While you get armor and accessories through buying them in shops and finding them in chests like you do most RPG’s, weapons in Tales of Hearts R are an entirely different matter. Before I mentioned “spiria,” which makes up people’s essence in Tales of Hearts R. In terms of actual gameplay, it’s also how you build your characters. Each character has a spiria with different values (belief, charm, honesty, etc.), and with each level up you get points to level up those values to gain new abilities and spells as well as upgrading your weapon, which is called a Soma.

This would be all well and good if you could plan better on how you are going to build you character, but the game doesn’t give you any real guidance on how to do that. Say if you wanted Kohaku to focus mostly on healing rather than offensive arts, or really build Hsui’s soma so it’s powerful early on; there’s no way to plan for that build. Beyond the next immediate upgrade, it doesn’t tell you what investing in that value will do. It never feels like the game leaves you ill-prepared for a boss battle because you didn’t upgrade correctly, so that helps balance it out. But it still would be nice to really plan out how my party evolves.

Tales games often live or die by their characters. After all these are characters you will spend at least a couple dozen hours with, so they better be pretty interesting. Tales of Hearts R thankfully boasts one of the better casts of the series

And while the battle system itself feels decently modernized for a Tales game, Tales of Hearts R shows several annoying signs of being from an older school of JRPG design. There’s no fast travel, for instance. While the world isn’t huge, this makes several points where you have to backtrack (occasionally through a dungeon filled with monsters you already to go through once before with nothing new to it) irritating. Also, nearly all the dungeons have puzzles that barely qualify as such, either just being insultingly simple or unnecessarily obtuse, never actually clever or legitimately challenging. Finally, random encounters that happen way too often. This is something that barely exists in RPG’s anymore, and hasn’t been in a Tales game in years. You could always just see enemies on the field and easily outrun them if you didn’t feel like fighting. If it wasn’t so rampant I wouldn’t mind, but there’s no option to adjust the frequency and when you run into several battles a within a few feet of the boss of a dungeon, that’s just too much.
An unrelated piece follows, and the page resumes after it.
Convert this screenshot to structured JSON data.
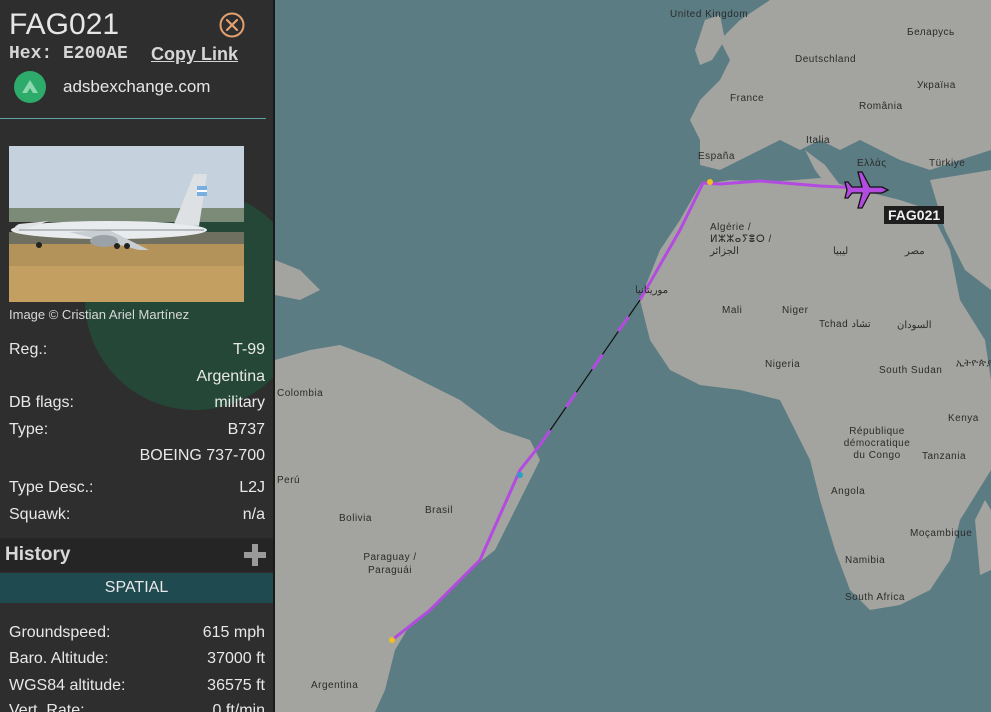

Ultimately though, Tales games often live or die by their characters. After all these are characters you will spend at least a couple dozen hours with ( I spent just about 30 completing the game, but doing almost no side quests), so they better be pretty interesting. Tales of Hearts R, thankfully, boasts one of the better casts of the series, even if it only offers a Japanese-language track. Yes, that’s probably better for purists, but I’ve enjoyed the English-language performances in most of the Tales games, so it was a tad disappointing.

Kor starts off annoyingly nieve (i.e. he’s never heard of coffee, like it was never even spoken of in his village), but his can do attitude really grows on you as the game goes on without getting to the point of being cheerfully annoying. The romance between Kor & Kohaku is your usual teenage anime stuff, but still feels sweet & sincere. The writing in general is top notch, as I found nearly every character pretty enjoyable, funny and endearing. Even if they almost all fit into the usual anime stereotypes, like whiny brat (Beryl) and mysterious busty warrior (Ines), they really own those roles well.


On a system filled with top-quality RPG’s, it might be a little hard for Tales of Hearts R to stand out. In spite of its really strong cast, it bears some annoying hallmarks of old school JRPG design. If you are looking for a solid Tales experience on the go (or have played most of the RPG’s available on the Vita and are looking for something new and fun), Tales of Hearts R will definitely fit the bill without feeling like it’s been compromised in any way to fit on to a portable system.

(A copy of this game was provided to GameSided for the purpose of this review. Click here to learn more about our Review Policy.)